    13 Posts

    After a few months of searching for an definitive answer to this topic, I've reached the conclusion that my original assumption would be correct.
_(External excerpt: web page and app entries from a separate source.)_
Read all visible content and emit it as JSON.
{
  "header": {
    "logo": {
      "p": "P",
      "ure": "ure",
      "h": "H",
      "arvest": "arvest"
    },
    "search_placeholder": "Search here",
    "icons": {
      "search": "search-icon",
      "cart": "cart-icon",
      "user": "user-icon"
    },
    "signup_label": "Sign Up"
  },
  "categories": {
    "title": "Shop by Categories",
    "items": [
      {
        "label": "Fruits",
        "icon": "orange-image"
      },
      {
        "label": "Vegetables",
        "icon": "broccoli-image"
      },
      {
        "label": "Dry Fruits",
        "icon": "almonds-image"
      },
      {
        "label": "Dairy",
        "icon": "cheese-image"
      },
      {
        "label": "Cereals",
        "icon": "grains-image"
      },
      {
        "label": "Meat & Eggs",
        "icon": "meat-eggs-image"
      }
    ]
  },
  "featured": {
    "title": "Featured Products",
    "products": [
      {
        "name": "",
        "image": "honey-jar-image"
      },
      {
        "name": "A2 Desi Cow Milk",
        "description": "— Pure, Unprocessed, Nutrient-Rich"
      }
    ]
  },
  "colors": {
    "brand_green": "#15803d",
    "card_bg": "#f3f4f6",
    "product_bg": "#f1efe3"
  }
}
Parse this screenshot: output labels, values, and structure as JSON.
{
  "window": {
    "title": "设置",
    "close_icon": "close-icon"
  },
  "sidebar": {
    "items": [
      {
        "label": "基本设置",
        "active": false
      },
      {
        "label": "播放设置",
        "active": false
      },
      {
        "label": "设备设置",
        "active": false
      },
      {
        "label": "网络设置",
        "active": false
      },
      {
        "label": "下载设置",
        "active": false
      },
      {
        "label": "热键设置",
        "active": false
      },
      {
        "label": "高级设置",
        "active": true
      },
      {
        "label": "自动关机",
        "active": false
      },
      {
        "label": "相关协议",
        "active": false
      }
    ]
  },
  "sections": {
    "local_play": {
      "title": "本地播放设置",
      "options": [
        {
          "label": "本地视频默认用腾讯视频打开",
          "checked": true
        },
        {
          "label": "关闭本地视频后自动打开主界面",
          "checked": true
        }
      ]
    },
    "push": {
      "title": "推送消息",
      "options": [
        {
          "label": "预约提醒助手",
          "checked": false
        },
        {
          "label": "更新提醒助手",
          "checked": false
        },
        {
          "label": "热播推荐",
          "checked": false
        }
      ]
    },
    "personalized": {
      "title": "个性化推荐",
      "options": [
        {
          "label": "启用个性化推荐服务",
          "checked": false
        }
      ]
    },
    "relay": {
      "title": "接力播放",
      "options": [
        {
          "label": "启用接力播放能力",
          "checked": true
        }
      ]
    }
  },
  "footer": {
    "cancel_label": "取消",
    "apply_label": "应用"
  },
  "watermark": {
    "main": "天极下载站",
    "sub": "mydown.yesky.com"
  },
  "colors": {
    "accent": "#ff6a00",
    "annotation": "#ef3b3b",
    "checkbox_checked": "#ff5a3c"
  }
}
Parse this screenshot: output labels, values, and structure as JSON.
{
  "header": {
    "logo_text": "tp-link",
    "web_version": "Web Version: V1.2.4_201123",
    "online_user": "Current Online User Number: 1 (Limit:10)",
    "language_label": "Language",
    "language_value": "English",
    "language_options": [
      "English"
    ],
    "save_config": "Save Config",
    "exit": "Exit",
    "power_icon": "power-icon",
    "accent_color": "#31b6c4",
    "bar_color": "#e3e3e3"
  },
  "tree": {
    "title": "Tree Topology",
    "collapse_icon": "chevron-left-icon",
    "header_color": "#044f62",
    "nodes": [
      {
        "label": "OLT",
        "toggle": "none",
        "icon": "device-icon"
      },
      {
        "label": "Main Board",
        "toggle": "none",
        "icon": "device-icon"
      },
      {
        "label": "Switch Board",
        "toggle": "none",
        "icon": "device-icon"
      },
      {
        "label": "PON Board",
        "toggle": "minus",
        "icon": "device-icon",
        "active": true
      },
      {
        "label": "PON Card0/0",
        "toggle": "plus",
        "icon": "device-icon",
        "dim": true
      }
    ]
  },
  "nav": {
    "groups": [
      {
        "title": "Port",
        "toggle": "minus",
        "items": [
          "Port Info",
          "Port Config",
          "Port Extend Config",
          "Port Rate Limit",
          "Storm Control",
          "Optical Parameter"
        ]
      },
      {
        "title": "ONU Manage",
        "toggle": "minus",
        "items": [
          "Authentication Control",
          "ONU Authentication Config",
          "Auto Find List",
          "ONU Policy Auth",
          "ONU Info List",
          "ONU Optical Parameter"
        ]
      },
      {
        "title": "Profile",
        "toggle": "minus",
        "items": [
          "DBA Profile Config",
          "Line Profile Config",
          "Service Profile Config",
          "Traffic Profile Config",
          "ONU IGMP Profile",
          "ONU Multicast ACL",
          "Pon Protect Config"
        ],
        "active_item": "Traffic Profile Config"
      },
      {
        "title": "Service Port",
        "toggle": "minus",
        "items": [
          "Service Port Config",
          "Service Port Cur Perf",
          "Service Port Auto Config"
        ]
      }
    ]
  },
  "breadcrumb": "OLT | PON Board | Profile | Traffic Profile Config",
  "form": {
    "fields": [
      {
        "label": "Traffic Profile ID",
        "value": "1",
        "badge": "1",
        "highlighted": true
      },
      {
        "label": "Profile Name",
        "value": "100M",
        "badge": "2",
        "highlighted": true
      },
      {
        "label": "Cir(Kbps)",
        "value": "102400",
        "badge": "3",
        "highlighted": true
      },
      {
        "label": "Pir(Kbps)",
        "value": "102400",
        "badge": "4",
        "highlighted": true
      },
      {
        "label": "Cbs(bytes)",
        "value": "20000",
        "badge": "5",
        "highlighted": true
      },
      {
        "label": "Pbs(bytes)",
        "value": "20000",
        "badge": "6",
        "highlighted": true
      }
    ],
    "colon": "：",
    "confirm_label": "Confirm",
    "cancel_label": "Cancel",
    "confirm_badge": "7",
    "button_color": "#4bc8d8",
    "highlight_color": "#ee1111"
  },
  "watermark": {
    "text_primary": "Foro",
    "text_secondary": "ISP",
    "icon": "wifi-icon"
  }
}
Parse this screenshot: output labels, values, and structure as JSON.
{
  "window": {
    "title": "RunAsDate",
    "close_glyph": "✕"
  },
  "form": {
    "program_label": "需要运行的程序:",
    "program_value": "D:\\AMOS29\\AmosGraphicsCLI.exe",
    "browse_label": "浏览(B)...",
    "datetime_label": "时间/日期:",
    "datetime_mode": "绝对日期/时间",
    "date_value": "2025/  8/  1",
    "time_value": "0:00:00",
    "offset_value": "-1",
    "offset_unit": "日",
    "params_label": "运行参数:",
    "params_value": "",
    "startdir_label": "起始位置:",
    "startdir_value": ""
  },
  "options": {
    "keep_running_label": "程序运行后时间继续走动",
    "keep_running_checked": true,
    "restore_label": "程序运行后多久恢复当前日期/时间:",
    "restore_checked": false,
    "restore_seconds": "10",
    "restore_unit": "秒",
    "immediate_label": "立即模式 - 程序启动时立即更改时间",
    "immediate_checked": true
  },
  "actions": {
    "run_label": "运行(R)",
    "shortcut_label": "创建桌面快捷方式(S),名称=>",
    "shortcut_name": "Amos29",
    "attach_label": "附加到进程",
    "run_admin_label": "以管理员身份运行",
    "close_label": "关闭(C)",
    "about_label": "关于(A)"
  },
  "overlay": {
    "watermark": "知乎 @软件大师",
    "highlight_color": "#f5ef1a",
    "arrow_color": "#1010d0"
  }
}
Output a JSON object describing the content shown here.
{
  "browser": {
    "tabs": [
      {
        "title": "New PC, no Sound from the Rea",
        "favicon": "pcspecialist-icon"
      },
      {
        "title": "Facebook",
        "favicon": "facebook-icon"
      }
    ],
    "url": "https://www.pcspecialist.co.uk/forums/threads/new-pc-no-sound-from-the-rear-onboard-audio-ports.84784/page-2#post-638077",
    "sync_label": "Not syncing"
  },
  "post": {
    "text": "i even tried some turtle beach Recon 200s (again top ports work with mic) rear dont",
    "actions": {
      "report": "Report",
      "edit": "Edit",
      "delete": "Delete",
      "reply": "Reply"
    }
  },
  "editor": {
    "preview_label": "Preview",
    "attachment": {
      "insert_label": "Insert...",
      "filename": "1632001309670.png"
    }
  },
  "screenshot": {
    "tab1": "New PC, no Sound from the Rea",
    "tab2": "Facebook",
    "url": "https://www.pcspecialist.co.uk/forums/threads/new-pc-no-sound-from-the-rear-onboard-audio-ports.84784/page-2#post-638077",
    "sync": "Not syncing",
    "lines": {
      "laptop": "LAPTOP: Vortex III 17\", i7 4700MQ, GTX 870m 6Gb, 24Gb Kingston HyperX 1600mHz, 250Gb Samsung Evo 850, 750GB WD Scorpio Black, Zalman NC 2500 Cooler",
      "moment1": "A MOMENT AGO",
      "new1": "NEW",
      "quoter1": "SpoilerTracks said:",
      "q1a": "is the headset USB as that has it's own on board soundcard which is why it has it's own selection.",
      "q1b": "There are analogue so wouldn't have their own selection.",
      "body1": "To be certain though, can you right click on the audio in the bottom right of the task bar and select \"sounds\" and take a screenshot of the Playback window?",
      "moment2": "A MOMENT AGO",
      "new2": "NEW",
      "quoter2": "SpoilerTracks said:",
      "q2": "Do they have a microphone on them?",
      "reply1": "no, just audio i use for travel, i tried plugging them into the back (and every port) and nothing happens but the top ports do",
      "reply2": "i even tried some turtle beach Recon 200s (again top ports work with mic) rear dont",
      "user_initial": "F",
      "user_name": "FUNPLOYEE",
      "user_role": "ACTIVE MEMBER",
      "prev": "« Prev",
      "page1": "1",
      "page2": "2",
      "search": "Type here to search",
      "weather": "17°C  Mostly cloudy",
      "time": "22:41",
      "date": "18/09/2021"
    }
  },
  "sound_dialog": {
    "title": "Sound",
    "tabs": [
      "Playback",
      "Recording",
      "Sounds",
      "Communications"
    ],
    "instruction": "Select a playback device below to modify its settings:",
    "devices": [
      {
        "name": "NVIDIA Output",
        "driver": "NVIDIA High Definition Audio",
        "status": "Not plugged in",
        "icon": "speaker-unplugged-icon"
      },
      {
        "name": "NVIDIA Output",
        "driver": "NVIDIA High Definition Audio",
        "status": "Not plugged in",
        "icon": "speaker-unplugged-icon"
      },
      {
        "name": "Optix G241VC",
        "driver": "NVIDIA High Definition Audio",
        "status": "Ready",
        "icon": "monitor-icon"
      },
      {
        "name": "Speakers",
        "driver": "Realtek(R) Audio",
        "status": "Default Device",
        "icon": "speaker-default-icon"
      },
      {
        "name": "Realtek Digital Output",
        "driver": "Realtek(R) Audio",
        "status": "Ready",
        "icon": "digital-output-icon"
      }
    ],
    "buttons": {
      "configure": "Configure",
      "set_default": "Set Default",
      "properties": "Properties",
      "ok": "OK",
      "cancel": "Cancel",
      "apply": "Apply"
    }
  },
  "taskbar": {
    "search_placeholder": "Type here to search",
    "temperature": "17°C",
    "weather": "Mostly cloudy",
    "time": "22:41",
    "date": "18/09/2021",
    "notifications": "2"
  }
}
This page describes how to determine the midpoint of a standard PCM audio signal:

    For example an 8-bit signed PCM signal has these ranges:

    Min: -128
    Max: 128
    Midpoint: 0

    As to why the signal I'm getting from my soundcard sits at -128 when there is no sound, I'm going to assume that this is related to a driver problem or could be that this particular piece of hardware does not follow the PCM standard.

    Converting to the logarithmic scale in my understanding is not related to this issue because you should be able to normalize the signal in time-domain even though eventually you will most likely need to convert it to the log scale if you are doing anything in the frequency domain (e.g. FFT).

    If anyone has any input, please feel free to add it.

  • 0 Votes
    5 Posts

    Thank you for your help, I've probably identified the problem - one of the input parameters was a char (8 bit). I've tried to fix it using the following code to reformat it so that it can be used properly for 16 bit but I keep getting the same problem

    /* Function with char as one of the parameters - qint64 XYSeriesIODevice::writeData(const char *data, qint64 maxSize) - same as in the Qt audio example**/ int bitsPerSample = 16; int bytesPerSample = (bitsPerSample / BITS_IN_BYTE); int signalLength = (strlen(data) ) / numChannels / bytesPerSample; short* signal = (short*)malloc(sizeof(short) * signalLength); for(int i = 0; i < signalLength; i++){ int index = i * numChannels * bytesPerSample; memcpy(&signal[i], &data[index], sizeof(short)); }

    Any suggestions?

  • 0 Votes
    2 Posts

    see the Spectrum example